New vegetable varieties must be grown at different regional sites to evaluate their specific potential with respect to time and duration of the harvesting period, their yield and quality. Additionally, cultivars with resistance or tolerance to pests and/or pathogen must be tested under defined conditions in the field. In future, more information is needed on the interaction of genotypes and environment. This should provide more scientific knowledge of the growth patterns of varieties in relation to local climatic conditions which should enable the prediction of optimal harvest time and transition to the generative stage (bolting). The variation within varieties with respect to form and yield is an other subject of investigation, e.g. for onion the regression coefficient between onion diameter and onion weight is R2= >0.97. Furthermore, changes in the demands of consumers and the market for new goods, e.g. packed salad mixtures – baby leaf – mini-vegetables and organically grown products must be considered in further experiments to be performed in close co-operation with the research groups working on production systems, plant protection, storage and processing.

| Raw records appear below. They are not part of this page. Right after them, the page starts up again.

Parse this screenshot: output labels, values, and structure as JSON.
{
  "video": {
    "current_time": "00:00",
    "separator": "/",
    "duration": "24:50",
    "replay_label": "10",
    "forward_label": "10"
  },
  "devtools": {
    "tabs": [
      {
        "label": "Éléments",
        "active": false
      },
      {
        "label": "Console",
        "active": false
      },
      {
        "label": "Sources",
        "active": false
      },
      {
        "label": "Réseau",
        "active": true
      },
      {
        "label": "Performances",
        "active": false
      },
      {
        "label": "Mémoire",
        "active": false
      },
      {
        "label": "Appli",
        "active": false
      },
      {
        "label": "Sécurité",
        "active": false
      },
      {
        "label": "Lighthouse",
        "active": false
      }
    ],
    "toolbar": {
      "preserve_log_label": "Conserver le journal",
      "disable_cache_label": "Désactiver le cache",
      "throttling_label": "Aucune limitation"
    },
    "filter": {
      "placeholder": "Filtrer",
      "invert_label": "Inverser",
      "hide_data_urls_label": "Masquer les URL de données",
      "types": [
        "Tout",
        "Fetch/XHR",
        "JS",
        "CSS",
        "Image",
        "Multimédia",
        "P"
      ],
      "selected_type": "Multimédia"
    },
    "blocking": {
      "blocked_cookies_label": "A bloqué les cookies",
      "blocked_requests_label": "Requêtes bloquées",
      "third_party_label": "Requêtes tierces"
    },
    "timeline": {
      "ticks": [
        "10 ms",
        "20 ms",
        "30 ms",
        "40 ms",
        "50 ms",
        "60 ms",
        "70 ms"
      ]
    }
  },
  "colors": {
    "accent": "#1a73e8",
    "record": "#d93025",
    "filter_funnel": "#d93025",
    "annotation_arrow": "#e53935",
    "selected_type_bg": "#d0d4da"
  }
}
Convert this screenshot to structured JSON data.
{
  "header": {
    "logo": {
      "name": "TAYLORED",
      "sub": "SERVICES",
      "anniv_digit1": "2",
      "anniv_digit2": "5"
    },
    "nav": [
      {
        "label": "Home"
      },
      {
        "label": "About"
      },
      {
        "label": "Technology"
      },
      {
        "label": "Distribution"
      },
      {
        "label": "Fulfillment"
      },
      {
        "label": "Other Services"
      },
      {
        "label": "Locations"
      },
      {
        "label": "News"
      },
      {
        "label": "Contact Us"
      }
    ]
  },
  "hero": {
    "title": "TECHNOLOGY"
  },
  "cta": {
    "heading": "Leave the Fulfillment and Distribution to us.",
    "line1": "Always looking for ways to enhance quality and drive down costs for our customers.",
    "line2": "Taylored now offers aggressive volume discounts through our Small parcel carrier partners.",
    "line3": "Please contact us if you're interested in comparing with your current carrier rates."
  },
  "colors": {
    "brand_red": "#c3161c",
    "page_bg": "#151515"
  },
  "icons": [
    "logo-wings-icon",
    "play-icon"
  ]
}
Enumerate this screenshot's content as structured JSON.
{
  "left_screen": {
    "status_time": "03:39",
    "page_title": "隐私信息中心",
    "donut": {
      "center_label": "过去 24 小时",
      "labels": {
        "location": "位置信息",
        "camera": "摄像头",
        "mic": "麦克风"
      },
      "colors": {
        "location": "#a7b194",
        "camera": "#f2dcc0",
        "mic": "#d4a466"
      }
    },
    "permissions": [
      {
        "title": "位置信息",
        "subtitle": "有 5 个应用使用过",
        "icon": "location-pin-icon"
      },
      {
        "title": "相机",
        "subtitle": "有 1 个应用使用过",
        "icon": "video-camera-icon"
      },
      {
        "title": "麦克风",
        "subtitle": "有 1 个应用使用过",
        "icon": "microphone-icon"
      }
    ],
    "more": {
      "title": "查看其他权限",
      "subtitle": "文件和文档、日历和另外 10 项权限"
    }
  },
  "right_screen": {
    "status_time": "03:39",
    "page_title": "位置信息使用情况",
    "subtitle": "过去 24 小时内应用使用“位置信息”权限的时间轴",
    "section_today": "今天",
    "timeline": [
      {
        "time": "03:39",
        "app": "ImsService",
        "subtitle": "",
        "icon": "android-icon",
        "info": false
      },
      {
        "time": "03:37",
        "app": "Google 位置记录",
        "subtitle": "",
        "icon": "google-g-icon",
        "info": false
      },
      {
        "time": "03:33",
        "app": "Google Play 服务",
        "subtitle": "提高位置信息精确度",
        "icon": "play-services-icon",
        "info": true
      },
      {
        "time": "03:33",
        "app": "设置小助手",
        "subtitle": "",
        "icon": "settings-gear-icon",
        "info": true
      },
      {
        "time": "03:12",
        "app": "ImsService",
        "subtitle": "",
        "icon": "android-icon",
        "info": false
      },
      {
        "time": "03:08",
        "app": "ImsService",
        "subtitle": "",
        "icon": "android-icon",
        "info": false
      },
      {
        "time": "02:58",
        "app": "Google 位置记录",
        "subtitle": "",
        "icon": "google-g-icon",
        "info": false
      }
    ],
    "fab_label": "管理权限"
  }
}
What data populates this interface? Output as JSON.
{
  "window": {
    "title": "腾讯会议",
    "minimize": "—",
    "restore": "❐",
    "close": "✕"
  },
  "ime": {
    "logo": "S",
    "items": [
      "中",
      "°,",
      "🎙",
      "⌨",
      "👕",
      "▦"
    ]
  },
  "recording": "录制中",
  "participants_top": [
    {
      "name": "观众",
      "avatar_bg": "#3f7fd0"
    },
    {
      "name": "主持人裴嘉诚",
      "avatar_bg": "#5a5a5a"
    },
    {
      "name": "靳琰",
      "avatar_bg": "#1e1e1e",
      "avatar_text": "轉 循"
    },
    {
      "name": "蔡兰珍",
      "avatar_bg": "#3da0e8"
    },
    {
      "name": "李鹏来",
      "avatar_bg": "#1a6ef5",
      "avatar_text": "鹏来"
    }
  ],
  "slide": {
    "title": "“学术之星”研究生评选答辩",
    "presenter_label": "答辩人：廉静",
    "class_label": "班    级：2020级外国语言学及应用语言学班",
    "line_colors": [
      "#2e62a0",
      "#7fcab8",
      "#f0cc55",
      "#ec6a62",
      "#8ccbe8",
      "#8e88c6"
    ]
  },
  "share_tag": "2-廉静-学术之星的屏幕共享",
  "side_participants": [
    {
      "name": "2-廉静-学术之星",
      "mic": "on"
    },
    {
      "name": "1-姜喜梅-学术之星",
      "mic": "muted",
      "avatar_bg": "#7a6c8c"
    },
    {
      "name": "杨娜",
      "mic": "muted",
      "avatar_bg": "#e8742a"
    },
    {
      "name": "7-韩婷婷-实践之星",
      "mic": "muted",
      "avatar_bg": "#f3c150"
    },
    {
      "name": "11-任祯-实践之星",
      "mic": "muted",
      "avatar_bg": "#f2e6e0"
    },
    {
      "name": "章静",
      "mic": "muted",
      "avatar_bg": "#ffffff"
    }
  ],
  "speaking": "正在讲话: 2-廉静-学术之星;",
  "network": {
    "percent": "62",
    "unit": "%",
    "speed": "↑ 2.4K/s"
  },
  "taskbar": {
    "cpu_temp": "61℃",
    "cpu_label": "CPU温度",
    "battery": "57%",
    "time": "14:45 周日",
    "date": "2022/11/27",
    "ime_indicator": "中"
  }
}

Herbicide-resistant weeds are a growing problem throughout the world. Monitoring herbicide resistance in Switzerland allows us to understand the mechanisms behind it and to better manage the use of herbicides.
Agroscope compared crop protection strategies in apple production. Reducing the use of plant-protection products lowered the local ecotoxological risks, but resulted in trade-offs between environmental and economic performance.
Bacillus thuringiensis (Bt) bacterium proteins protect Bt maize from being fed on by specific insects. A new, systematic analysis of international field data confirms that non-target organisms in Bt maize are largely spared.